Business 2.0 - June 2007
By: Peter Viles
Brian Fitzgerald and Aaron Broder want you to know they're not geeks. Yes, they're dotcommers in the increasingly automated business of online ad sales, but their real business, they insist, is people. "We're not technologists," says Fitzgerald, a former entertainment attorney and the president and co-founder of Gorilla Nation, an L.A.-based ad sales force for midsize websites. "We really represent Web publishers," says Broder, his partner and another recovering Hollywood attorney. "We form one-to-one relationships with these people." That he feels obliged to add this says volumes about the state of an industry that's increasingly dominated by programmers, data analysts –and at Yahoo anyway– an actual rocket scientist.
Broder, Fitzgerald, and their 120 employees represent 500 websites, including babes-and-beer-fest sites like FHM Online, news and political hangouts like the Huffington Post, and celebrity blogs like Jossip. They package the websites into small networks of like-minded users (cooking, men's lifestyle, automotive, etc.) and sell those networks to national advertisers. They also create custom promotions like the Snakes on a Babe website, part of the campaign for the movie Snakes on a Plane. Gorilla Nation's biggest categories are horror and entertainment –no surprise, given the founders' backgrounds. The company's horror network, for example, has more than 40 sites, including eSplatter and Slasherama, with a combined reach of 4 million monthly unique visitors.
Gorilla Nation calls itself an online ad "rep firm" as opposed to an ad "network" –a distinction that's two parts substance and one part marketing spin. Ad networks like ValueClick Media, which link thousands of websites into giant pools of advertising opportunities, dominated the first wave of online ads. But they often couldn't answer a crucial question on Madison Avenue: Exactly where, and when, will my ad run? Enter the boutique rep firms like Gorilla Nation and Tribal Fusion, which may have fewer clients but can answer the question.
For independent midsize websites, Gorilla Nation provides something else that's hard to get on their own: direct access to national media buyers who funnel billions of ad dollars. Its ad reps "get in the faces of buyers," says Marc Hodgins, president and CEO of TeenHollywood.com, based in Calgary, Alberta. "On our own, we'd just be cold-calling."
The biggest advertisers are a tough sell. Gorilla Nation has to hustle to land a campaign from, say, an automaker. But its personalized approach also gives it a leg up. When Hyundai wanted to market its Santa Fe SUV to women, for instance, Gorilla Nation captured a piece of the ad buy by creating a dedicated fashion-oriented website (thehyundaisantafesweepstakes.com), complete with celebrity photos, that it promoted across its own network of women's sites. A traditional ad network couldn't afford to give that kind of special attention.

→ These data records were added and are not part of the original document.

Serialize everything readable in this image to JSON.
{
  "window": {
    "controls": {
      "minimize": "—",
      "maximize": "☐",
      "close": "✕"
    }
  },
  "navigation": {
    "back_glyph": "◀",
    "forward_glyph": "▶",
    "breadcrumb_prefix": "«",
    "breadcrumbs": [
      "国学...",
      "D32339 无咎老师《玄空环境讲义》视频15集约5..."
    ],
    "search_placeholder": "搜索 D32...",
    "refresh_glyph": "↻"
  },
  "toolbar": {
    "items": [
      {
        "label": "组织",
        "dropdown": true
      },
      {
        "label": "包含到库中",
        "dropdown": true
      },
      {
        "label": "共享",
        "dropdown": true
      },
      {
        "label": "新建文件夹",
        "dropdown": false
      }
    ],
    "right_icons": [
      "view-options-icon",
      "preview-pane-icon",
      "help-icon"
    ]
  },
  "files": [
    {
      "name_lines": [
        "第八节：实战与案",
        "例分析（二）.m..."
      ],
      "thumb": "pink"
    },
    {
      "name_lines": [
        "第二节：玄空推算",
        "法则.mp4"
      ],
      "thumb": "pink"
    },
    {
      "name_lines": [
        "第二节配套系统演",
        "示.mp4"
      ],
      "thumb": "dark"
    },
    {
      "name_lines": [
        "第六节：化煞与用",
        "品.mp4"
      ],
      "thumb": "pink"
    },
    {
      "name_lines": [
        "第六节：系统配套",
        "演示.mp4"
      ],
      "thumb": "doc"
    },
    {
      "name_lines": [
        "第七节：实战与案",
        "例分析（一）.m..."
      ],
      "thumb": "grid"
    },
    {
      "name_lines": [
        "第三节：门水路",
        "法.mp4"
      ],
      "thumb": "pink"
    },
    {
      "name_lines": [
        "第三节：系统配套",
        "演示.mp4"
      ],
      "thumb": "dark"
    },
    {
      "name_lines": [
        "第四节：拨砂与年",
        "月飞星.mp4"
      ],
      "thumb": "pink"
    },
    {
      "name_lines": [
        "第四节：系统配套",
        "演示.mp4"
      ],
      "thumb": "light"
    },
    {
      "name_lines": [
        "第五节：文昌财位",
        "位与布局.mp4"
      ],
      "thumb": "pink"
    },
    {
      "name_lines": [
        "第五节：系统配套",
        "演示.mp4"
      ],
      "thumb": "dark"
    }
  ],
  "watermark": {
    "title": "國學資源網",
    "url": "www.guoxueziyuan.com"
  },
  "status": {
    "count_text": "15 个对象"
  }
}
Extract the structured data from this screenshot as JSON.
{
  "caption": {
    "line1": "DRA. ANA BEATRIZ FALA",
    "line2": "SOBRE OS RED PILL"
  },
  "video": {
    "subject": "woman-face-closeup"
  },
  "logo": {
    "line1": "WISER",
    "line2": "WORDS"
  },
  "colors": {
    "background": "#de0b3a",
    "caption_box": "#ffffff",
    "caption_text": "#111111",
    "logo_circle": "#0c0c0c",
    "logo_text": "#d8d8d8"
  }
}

Focusing on premium ads for niche websites and campaigns built around original content also allows Gorilla Nation to charge advertisers higher rates expressed in cost per 1,000 visitors, or CPMs. "Ad networks usually don't get the kind of brand advertising that Gorilla Nation gets for us, which means better CPMs," says Karl Heberger, advertising director at eBaum's World, a video and humor site. TeenHollywood.com's Hodgins says his CPMs from the major networks are typically less than $1, but Gorilla Nation's system has allowed him to charge as much as $30. "The big networks have a bucket of billions of impressions and unbelievably low rates," he says, "and they're just looking to empty the bucket."
Gorilla Nation's cut of the revenue ranges from 35 to 50 percent of the ad buy, which is pretty standard for the industry. The privately held company says it's profitable and that revenue has been growing roughly 70 percent a year since it launched in 2001. It expects to take in $50 million in 2007.
That's a good thing for Broder and Fitzgerald, whose first startup, a collection of celebrity websites called Celebrityblvd.com, imploded in 2002. They had quit their day jobs to start it, and rather than return to the law racket, they decided to try again in the emerging Web 2.0. "We didn't have funding," Fitzgerald says. "But it was the only opportunity where someone with no money could start a business and compete, because the expectations on the publisher side in terms of ad revenue were nonexistent."
He and Broder are aggressively recruiting new clients; FHM and HuffPo are recent acquisitions. They're also planning to offer new services to existing clients, like video-enabling technology for ads, which would allow Gorilla Nation to raise its markups.
Those are smart plays. But Gorilla Nation's insistence on forging personal relationships –what JupiterResearch analyst David Card calls its "dependence on humans"– means that the company is not a likely candidate for explosive, leveraged growth. On the other hand, Card says, "one thing humans are good at is selling stuff." And that's not monkey business.